_Information_
>>>

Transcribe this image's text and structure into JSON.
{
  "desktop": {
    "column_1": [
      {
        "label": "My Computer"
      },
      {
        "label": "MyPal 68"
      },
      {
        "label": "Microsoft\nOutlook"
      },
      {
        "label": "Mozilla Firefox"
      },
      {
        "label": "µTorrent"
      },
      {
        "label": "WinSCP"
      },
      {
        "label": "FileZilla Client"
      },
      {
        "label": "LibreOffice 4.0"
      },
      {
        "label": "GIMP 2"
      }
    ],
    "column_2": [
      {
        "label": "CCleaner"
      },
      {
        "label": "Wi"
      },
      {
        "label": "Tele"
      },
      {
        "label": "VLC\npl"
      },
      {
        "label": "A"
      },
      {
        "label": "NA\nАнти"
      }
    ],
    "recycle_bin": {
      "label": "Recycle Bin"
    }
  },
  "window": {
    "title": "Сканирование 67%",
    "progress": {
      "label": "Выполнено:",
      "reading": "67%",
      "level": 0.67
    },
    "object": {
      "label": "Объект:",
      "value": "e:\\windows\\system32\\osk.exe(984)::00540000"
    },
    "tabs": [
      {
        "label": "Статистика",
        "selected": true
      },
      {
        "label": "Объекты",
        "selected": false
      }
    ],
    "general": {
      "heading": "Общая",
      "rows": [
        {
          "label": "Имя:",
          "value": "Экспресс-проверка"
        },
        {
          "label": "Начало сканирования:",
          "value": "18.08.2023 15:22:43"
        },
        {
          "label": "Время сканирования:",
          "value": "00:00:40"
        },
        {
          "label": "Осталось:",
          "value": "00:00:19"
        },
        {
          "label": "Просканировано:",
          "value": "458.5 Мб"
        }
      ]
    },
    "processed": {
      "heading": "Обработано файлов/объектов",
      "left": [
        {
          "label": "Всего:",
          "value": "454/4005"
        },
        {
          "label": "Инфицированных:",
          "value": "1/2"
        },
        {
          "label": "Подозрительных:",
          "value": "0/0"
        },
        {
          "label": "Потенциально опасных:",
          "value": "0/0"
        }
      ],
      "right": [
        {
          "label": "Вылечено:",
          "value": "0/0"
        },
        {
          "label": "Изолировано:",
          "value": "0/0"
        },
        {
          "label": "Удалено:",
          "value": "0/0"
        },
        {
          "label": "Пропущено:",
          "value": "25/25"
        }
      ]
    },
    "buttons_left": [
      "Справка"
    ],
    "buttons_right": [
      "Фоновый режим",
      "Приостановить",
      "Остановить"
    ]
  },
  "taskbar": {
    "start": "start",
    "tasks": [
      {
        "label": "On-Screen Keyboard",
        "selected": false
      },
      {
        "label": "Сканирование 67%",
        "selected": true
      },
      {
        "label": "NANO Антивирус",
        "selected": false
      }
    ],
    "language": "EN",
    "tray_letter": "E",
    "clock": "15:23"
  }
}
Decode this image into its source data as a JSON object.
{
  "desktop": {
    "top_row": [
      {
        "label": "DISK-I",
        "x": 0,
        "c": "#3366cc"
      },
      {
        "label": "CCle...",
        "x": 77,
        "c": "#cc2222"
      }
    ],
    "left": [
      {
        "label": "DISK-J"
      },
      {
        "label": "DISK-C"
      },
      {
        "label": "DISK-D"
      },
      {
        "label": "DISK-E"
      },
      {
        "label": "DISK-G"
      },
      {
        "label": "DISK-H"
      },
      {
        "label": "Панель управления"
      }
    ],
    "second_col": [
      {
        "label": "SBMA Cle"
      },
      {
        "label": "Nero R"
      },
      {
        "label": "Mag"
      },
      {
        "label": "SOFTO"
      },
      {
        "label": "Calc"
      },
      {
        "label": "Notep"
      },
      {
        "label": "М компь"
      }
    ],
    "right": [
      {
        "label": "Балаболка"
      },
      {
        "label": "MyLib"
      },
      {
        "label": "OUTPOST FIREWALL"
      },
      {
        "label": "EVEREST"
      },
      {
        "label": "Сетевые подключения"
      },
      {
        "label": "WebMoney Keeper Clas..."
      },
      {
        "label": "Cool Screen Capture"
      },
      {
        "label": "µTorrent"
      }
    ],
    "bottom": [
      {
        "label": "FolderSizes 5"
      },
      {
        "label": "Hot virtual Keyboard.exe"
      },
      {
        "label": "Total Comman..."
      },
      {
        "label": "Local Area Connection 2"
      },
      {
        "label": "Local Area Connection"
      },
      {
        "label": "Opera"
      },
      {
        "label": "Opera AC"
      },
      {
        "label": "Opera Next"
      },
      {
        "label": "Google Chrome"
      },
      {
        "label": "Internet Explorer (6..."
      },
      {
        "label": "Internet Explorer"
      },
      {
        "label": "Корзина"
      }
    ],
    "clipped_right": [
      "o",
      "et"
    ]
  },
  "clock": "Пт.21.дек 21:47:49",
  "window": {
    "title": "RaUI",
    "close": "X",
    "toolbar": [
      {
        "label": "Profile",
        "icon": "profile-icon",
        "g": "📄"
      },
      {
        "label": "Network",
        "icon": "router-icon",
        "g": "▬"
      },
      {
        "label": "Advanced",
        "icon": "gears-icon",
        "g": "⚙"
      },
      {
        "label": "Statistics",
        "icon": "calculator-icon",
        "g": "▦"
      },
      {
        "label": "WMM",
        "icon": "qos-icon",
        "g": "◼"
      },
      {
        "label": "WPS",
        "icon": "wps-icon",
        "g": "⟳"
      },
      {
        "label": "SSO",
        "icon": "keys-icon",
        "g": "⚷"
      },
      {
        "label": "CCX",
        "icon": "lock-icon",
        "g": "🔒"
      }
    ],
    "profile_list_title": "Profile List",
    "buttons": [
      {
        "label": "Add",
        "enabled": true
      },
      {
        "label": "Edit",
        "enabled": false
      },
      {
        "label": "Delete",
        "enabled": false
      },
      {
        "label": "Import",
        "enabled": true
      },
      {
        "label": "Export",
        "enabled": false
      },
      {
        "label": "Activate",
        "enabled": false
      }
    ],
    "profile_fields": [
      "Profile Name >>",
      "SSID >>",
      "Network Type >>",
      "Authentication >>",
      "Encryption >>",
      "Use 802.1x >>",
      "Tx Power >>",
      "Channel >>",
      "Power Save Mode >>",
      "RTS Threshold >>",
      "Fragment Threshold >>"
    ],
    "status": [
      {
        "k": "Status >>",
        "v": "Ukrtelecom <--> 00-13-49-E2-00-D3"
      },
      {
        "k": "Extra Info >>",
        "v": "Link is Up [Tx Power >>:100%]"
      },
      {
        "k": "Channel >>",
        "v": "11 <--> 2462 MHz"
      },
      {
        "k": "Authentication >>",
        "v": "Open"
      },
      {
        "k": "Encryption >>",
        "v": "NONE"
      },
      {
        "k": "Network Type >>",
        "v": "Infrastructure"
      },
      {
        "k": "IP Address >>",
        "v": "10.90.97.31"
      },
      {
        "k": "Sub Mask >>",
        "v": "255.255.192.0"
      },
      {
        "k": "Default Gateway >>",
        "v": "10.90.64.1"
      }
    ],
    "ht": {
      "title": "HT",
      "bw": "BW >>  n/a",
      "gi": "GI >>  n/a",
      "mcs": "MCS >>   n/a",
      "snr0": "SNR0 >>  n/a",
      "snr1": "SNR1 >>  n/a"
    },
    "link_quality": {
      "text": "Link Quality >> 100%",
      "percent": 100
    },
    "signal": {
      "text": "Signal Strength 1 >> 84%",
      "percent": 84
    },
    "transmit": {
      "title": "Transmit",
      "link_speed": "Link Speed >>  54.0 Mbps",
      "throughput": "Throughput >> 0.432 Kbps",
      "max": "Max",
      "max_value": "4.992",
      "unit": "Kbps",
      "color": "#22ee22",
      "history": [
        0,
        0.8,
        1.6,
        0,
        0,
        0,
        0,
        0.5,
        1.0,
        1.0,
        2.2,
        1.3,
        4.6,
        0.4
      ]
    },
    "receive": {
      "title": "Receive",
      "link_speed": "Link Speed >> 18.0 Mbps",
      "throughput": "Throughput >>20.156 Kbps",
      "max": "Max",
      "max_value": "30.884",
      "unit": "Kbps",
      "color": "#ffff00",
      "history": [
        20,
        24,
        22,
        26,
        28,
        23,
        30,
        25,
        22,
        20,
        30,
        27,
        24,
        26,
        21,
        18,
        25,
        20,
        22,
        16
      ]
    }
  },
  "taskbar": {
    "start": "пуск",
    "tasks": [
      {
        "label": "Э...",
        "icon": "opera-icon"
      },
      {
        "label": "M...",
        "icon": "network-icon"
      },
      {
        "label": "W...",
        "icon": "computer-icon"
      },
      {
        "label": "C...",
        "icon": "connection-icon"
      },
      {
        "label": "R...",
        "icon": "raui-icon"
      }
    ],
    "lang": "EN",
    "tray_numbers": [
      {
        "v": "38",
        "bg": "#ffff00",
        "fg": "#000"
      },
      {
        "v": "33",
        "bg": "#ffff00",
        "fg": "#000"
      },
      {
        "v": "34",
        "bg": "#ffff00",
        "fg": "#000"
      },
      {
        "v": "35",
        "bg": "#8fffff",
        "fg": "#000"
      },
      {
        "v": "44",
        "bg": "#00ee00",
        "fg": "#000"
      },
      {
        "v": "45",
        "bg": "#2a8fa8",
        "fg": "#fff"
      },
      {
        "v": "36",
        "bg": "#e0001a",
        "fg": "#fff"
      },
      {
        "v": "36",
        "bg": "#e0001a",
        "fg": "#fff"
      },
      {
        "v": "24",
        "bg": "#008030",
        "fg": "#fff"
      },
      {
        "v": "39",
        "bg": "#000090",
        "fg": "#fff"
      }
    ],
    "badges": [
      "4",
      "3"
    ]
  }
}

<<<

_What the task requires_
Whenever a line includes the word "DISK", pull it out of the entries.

_Solution below_
        "label": "DISK-I",
        "label": "DISK-J"
        "label": "DISK-C"
        "label": "DISK-D"
        "label": "DISK-E"
        "label": "DISK-G"
        "label": "DISK-H"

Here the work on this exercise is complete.